[[ GIVEN INFORMATION, beginning ]]
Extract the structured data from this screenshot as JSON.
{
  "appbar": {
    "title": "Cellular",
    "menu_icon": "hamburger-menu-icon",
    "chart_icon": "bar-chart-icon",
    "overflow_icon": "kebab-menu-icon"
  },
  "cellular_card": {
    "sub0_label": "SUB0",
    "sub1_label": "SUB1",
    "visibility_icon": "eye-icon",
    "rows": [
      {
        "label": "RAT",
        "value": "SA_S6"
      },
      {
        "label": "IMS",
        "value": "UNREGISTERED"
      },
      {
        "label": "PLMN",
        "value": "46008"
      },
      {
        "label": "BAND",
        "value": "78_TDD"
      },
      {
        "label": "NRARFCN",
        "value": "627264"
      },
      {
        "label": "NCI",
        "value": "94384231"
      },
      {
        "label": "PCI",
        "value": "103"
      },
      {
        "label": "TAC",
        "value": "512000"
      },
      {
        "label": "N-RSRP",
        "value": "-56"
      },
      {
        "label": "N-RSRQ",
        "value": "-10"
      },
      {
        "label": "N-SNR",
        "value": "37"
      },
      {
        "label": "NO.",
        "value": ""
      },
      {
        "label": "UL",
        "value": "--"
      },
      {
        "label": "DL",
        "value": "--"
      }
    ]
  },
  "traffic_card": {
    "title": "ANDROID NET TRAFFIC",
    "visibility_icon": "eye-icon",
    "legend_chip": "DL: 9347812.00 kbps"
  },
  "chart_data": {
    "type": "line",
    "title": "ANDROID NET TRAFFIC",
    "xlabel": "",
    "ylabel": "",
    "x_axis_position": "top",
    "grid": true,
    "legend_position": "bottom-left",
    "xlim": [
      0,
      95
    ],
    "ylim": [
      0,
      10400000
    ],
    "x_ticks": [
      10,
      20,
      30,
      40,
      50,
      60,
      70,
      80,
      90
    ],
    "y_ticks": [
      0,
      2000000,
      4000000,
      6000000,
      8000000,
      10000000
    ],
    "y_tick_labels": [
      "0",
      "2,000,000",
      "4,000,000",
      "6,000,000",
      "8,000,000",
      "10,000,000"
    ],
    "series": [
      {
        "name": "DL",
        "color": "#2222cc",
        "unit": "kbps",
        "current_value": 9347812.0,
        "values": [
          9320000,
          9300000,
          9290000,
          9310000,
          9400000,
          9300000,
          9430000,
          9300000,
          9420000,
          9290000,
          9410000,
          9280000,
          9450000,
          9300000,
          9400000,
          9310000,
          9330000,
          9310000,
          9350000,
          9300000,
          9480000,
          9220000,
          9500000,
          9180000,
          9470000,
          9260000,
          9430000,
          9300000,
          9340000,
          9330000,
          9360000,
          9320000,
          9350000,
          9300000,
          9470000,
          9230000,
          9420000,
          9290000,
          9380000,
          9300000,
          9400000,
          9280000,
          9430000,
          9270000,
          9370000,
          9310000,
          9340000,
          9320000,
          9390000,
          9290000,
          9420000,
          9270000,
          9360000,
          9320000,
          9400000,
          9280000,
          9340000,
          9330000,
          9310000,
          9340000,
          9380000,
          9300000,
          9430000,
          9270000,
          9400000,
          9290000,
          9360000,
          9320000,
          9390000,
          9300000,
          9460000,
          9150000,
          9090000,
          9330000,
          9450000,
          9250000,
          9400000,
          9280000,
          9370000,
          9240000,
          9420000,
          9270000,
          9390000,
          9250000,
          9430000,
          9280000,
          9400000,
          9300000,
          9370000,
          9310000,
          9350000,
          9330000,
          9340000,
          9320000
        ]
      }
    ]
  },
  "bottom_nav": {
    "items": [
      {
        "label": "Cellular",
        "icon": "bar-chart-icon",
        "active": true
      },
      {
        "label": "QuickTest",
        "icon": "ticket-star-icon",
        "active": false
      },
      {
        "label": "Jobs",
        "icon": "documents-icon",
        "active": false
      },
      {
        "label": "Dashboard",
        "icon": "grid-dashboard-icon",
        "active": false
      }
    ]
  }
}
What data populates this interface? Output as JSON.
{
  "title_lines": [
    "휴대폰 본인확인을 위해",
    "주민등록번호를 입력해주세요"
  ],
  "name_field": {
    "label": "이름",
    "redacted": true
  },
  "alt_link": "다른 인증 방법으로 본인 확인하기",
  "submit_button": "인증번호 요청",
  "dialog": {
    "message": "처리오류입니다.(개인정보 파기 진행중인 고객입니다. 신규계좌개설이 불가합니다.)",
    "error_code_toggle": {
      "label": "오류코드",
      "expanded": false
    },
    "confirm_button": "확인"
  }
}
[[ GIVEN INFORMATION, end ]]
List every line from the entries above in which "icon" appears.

_RESPONSE BOX_
    "menu_icon": "hamburger-menu-icon",
    "chart_icon": "bar-chart-icon",
    "overflow_icon": "kebab-menu-icon"
    "visibility_icon": "eye-icon",
    "visibility_icon": "eye-icon",
        "icon": "bar-chart-icon",
        "icon": "ticket-star-icon",
        "icon": "documents-icon",
        "icon": "grid-dashboard-icon",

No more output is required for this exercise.